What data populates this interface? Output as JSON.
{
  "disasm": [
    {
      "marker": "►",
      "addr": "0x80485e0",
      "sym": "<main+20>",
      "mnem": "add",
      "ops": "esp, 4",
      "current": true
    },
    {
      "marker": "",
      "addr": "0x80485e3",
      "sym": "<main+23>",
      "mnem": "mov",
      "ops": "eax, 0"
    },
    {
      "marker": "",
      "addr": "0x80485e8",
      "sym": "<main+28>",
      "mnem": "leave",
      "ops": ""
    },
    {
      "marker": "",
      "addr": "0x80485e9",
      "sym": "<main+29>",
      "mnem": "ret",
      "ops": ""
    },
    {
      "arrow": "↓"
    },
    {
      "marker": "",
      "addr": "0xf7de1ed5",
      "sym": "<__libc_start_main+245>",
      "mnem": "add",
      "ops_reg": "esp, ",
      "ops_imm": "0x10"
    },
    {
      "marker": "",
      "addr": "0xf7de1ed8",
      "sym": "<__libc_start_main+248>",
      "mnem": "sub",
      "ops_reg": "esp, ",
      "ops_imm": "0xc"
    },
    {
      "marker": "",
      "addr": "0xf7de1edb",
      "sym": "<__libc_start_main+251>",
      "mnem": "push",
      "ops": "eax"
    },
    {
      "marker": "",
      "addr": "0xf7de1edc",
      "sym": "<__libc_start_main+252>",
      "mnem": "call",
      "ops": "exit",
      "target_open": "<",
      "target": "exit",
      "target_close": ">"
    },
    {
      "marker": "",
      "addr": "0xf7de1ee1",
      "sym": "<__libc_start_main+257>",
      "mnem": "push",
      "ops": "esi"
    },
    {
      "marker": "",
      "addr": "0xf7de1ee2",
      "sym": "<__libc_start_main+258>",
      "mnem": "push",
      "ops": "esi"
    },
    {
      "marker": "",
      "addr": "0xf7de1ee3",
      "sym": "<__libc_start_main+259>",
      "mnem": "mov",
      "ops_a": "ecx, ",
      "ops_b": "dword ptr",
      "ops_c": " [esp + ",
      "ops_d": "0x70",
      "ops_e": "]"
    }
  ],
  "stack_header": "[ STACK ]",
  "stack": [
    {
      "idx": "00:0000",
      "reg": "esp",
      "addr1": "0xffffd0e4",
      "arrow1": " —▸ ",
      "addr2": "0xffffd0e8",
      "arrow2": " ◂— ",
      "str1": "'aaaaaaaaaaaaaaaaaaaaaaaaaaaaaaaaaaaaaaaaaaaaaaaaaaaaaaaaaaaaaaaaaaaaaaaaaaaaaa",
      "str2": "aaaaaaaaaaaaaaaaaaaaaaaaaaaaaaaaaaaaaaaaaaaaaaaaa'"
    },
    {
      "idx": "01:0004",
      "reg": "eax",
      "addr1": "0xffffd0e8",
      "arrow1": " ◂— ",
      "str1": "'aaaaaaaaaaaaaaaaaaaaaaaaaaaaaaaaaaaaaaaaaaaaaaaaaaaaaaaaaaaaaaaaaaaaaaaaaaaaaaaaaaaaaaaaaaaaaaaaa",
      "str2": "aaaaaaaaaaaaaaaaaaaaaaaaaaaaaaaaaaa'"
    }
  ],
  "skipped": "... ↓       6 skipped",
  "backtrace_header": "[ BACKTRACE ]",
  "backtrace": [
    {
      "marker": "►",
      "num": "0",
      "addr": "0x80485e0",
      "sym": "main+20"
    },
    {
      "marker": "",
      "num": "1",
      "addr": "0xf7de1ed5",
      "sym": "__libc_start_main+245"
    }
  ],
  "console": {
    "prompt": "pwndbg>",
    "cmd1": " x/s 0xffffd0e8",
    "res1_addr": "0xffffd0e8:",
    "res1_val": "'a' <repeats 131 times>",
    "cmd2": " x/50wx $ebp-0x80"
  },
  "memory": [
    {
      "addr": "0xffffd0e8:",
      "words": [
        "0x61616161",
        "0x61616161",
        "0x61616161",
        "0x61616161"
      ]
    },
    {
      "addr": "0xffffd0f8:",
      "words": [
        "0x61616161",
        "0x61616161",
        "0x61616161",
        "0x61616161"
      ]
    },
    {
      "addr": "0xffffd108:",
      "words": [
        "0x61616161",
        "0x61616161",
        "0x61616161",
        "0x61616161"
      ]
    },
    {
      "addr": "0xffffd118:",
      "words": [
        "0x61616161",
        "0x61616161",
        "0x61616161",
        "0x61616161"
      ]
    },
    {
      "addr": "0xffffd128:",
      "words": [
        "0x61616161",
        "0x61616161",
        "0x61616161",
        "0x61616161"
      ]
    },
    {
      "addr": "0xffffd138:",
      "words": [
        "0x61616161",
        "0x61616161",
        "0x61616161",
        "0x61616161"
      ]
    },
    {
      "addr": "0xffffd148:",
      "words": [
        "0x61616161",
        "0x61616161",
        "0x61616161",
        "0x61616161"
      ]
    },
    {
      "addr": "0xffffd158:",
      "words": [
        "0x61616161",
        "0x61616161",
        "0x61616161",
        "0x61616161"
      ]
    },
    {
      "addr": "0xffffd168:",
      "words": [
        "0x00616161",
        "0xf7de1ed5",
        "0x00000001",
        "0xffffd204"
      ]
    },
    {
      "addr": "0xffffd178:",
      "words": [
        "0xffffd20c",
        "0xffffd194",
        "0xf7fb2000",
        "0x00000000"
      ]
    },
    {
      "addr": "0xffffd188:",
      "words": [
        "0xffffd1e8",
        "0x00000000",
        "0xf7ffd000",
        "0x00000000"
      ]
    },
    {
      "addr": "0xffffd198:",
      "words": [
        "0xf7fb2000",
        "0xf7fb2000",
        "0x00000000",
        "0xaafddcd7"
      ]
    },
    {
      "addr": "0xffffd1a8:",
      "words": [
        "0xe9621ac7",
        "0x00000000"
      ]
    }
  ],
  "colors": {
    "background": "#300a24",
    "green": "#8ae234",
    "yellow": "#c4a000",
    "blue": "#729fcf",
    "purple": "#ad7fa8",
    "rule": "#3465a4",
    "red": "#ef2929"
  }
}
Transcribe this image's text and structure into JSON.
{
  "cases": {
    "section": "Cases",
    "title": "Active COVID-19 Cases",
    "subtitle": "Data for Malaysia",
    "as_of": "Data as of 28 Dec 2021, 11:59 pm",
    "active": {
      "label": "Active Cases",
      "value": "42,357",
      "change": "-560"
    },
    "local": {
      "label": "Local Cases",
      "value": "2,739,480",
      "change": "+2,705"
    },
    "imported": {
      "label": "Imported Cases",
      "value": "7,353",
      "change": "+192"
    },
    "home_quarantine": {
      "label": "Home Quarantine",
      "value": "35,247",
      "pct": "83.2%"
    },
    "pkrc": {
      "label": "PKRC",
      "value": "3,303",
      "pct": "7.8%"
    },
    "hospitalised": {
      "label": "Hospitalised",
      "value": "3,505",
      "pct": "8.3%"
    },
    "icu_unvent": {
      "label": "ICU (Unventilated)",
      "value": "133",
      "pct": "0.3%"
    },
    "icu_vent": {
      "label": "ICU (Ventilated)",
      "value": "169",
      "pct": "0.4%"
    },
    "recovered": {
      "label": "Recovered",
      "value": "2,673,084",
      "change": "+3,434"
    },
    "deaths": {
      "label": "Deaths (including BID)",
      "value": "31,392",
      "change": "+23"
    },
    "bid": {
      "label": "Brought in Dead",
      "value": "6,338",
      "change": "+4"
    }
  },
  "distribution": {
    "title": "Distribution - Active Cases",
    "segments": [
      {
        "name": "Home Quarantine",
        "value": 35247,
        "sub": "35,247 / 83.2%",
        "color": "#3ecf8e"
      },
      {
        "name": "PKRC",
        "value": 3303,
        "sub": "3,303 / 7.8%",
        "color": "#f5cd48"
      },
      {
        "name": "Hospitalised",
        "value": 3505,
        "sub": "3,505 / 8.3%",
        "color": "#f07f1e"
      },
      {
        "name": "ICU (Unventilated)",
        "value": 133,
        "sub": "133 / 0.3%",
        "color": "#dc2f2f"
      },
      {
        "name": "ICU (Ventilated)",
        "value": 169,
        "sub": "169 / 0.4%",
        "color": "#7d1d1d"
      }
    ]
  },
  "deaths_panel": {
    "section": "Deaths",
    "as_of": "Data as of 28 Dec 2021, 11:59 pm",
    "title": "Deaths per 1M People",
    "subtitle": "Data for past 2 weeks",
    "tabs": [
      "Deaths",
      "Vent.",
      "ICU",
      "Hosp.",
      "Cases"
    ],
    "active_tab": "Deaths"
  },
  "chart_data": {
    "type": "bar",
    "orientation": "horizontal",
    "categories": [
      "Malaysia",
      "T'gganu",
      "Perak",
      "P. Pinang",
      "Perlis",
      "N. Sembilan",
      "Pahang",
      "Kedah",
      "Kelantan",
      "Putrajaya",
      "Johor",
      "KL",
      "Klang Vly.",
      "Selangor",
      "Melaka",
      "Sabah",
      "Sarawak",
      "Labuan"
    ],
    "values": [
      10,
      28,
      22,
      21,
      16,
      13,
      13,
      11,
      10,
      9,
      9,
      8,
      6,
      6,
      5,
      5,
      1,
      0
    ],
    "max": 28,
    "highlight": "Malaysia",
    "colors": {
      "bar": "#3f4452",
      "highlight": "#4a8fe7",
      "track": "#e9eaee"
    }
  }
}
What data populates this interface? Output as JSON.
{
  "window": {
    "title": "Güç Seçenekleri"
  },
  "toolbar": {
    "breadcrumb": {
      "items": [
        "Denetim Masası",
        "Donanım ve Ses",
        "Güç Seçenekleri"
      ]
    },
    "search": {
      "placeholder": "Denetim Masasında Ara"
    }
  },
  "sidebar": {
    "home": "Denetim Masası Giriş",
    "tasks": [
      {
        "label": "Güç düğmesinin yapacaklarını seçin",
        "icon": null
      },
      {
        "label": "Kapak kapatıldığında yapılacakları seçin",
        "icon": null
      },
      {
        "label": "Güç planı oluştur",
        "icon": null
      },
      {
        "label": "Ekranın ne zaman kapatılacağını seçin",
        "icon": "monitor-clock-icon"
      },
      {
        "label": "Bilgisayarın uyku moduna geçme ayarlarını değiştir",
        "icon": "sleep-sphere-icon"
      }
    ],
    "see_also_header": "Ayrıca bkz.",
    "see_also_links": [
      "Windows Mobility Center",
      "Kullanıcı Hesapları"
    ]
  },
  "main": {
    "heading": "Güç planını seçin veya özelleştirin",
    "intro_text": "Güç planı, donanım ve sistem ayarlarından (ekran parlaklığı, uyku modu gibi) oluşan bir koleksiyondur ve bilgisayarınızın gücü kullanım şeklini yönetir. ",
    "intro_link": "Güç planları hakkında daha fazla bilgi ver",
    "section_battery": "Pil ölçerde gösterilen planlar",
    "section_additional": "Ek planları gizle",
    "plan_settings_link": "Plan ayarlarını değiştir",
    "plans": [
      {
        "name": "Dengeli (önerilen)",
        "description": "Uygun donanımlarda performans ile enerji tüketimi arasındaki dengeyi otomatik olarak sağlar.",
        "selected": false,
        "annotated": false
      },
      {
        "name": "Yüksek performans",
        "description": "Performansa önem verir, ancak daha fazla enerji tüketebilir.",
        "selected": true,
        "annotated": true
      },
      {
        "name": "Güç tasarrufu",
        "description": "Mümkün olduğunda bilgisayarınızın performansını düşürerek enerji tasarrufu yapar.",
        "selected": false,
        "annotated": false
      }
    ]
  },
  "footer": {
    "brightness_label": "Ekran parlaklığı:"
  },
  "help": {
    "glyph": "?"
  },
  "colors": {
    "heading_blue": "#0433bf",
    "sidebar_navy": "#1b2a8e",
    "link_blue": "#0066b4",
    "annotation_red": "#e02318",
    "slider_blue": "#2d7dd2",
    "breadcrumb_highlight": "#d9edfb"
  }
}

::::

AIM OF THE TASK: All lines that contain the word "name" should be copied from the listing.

TASK ANSWER:
        "name": "Home Quarantine",
        "name": "PKRC",
        "name": "Hospitalised",
        "name": "ICU (Unventilated)",
        "name": "ICU (Ventilated)",
        "name": "Dengeli (önerilen)",
        "name": "Yüksek performans",
        "name": "Güç tasarrufu",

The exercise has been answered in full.